Although BlazeRush can be played using a keyboard, an analog controller comes highly recommended. There is a little bit of a learning curve to playing with an analog controller though as instead of a dedicated acceleration button cars steer in the direction you press the analog stick. With no brakes to worry about you only have two buttons, one for firing the currently equipped weapon and one for activating a boost if you have it. The cars all handle very distinctly and are rated according to their mass, acceleration and handleability. None of the cars really feel “superior” to the others and we managed to win plenty of races using cars that are unlocked right off the bat. During the single player campaign winning cups unlocks new races while the points you accumulate unlocks new cars. The game awards points for all kinds of creative actions, so even if you don’t win you can still amass a big score depending on how you play.
None of the weapons in the game feel overpowered or useless either as each has their own situation where they can help you to get ahead. For example, the autogun or soundwave is idea for sections of the track without a barrier where you can knock out multiple cars if your timing is right while the bouncing saw is lethal on straights as it ricochets off the edges. Seeing your opponents face as you nail their car with slime, causing them to slow down just as the grinder bursts into view is just one of the reasons why the local multiplayer mode is so much fun.

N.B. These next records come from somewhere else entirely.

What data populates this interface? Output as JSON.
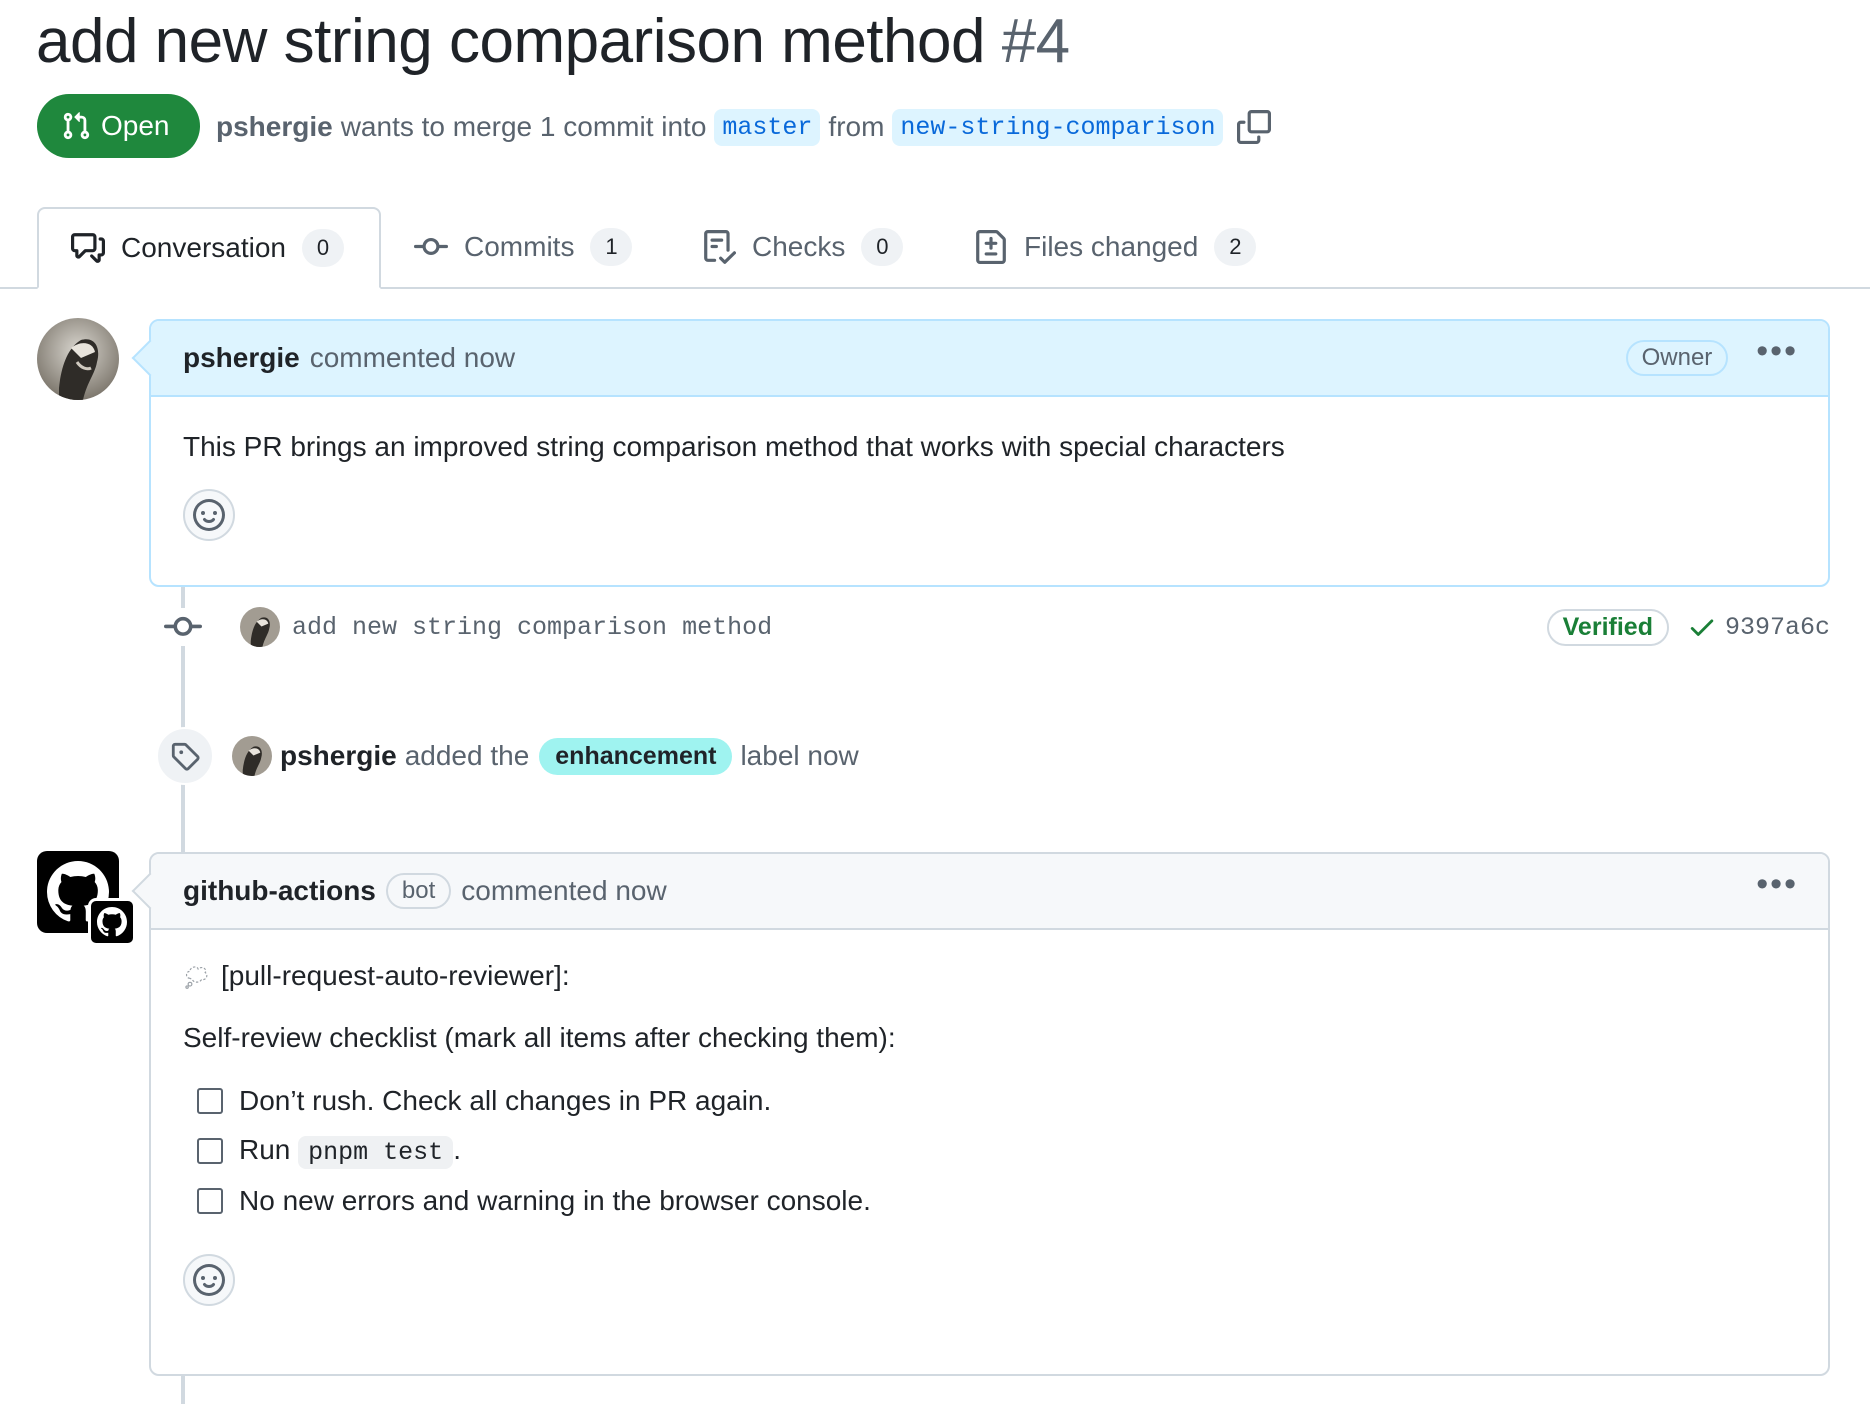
{
  "header": {
    "title": "add new string comparison method",
    "number": "#4",
    "state_label": "Open",
    "author": "pshergie",
    "merge_text": "wants to merge 1 commit into",
    "base_branch": "master",
    "from_text": "from",
    "head_branch": "new-string-comparison"
  },
  "tabs": [
    {
      "label": "Conversation",
      "count": "0"
    },
    {
      "label": "Commits",
      "count": "1"
    },
    {
      "label": "Checks",
      "count": "0"
    },
    {
      "label": "Files changed",
      "count": "2"
    }
  ],
  "comment1": {
    "author": "pshergie",
    "action": "commented now",
    "badge": "Owner",
    "body": "This PR brings an improved string comparison method that works with special characters"
  },
  "commit": {
    "message": "add new string comparison method",
    "verified": "Verified",
    "sha": "9397a6c"
  },
  "label_event": {
    "actor": "pshergie",
    "text_before": "added the",
    "label": "enhancement",
    "text_after": "label now"
  },
  "comment2": {
    "author": "github-actions",
    "bot_badge": "bot",
    "action": "commented now",
    "intro": "[pull-request-auto-reviewer]:",
    "checklist_heading": "Self-review checklist (mark all items after checking them):",
    "item1": "Don’t rush. Check all changes in PR again.",
    "item2_prefix": "Run",
    "item2_code": "pnpm test",
    "item2_suffix": ".",
    "item3": "No new errors and warning in the browser console."
  },
  "colors": {
    "open_green": "#1f883d",
    "branch_blue": "#0969da",
    "label_bg": "#9ff3f0",
    "verified_green": "#1a7f37"
  }
}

There is honestly very little that we can fault about BlazeRush and this review would probably have been up much sooner if it wasn’t so hard to stop playing the game. Because the camera is designed to keep all the racers in view at all times it can be a little aggravating when you are too far in the lead and can’t see ahead, but this didn’t happen enough to really become a problem. Players who prefer racing games where you can actually pull ahead of fall behind of the pack without rubber banding might find this aspect of the game annoying, but once again it fits the arcade style nature of this title. If you have any love for the genre or fondly remember games such as Micro Machines, Rock & Roll Racing or Death Rally then you really owe it to yourself to check out this game.
- OS: Windows XP SP3
- Processor: 2.0 Ghz Intel Pentium-4 / AMD Athlon II
- Memory: 1 GB RAM
- Graphics: 256 MB NVidia / AMD Radeon / Intel (HD 3000, HD 4000) with support for Pixel Shader 3.0 (AMD Radeon X1000 not supported)
- Network: Broadband Internet connection
- Hard Drive: 1 GB available space
- OS: Windows 7 x64
- Processor: 2.3 Ghz Intel Core 2 Duo / AMD Athlon64 X2 or better
- Memory: 2 GB RAM
- Graphics: 512 MB NVidia GeForce 650 / AMD Radeon HD 5750 / Intel HD 4000 and newer
- Network: Broadband Internet connection
- Hard Drive: 1 GB available space